Three quick graphs showing the Portland housing market and one on the price outlook. First, given the tight market of increased demand and no sustained increases in supply, prices continue to see upward pressure. The past few months have cooled off somewhat — likely just the seasonal pattern, but possibly hints of sustained slowdown in price gains. So long as the limited supply of homes continues, it will remain a seller’s market. Demand has returned to that 2,000 per month level seen during the 1990s and early 2000s, while supply is very very low. Expectations are for supply to increase quite a bit in the next 2-3 years with new construction picking up strongly and more existing homes being sold as well.

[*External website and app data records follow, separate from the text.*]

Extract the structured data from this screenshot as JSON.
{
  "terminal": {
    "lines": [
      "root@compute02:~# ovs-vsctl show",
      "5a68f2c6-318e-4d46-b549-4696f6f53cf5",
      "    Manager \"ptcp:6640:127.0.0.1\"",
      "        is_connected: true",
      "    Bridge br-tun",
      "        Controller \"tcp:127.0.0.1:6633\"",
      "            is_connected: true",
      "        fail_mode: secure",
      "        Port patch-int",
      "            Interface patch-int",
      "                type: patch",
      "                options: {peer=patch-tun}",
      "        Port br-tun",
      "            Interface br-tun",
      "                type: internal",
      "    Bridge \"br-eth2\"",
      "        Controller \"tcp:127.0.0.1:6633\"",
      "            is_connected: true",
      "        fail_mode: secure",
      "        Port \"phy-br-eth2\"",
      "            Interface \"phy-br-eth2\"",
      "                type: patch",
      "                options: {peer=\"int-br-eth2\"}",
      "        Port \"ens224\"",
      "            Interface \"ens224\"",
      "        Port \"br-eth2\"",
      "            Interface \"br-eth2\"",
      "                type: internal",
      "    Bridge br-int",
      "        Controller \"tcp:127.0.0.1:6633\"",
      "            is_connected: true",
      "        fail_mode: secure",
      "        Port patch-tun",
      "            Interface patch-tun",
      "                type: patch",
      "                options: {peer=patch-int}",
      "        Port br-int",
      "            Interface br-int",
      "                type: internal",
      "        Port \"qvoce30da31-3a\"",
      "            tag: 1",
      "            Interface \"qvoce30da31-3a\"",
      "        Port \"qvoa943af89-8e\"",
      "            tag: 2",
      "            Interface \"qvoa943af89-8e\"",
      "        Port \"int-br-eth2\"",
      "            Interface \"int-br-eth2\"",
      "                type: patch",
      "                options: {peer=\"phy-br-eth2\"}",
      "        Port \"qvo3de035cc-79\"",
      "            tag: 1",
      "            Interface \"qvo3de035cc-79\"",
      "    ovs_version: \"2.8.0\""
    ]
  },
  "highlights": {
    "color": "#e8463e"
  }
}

One item that is interesting is that with such a limited supply on the market, prices have jumped ahead of the overall housing stock. In a seller’s market, with competing bids, this is the pattern one would expect to see. As these more recently sold homes filter through into the overall housing stock, the home price indexes are now playing catch-up to the market. Over a longer period, these two measures of home prices should closely track each other, and moving forward they will likely converge. The two trend lines are based on the Case-Shiller for 1992-2003 and for 1996-2003, to produce a naive gauge of where prices might have been had we continued along at those growth rates over the past decade. Interestingly enough, even after the bubble and bust, prices today are somewhere around these naive trend lines.
In terms of housing affordability, the cost of owning a home (financing, taxes, routine maintenance, etc) increased substantially in 2013 as prices rose along with interest rates. With price gains moderating and interest rates holding steady, so too is overall affordability.
Our office’s baseline outlook for prices moving forward is simple: moderation. As supply increases to meet stronger demand, that will move the market away from a seller’s one to a neutral one or even a buyer’s market if supply increases enough to outstrip demand, which is not out of the question based on history. Prior to the bubble, home prices typically increased at the rate of inflation or just a bit stronger. We expect this to be the case moving forward, however in a world with 12% home price appreciation in the past year, one can quickly look pretty silly calling for inflation-adjusted prices to be effectively flat over the next couple of years. While the transition into a more stable, normal housing market equilibrium has not and likely will not be perfectly smooth, our office believes this outlook is fundamentally correct. Price gains will moderate. There is no question about that. The question is one of timing, and right now we expect it to happen soon, but the strong price gains are likely to continue until supply increases or demand falls.
Hopefully this coming price moderation will be for good reasons (increased supply and a stronger economy) and not bad reasons (demand falling due to financing costs and a weaker economy).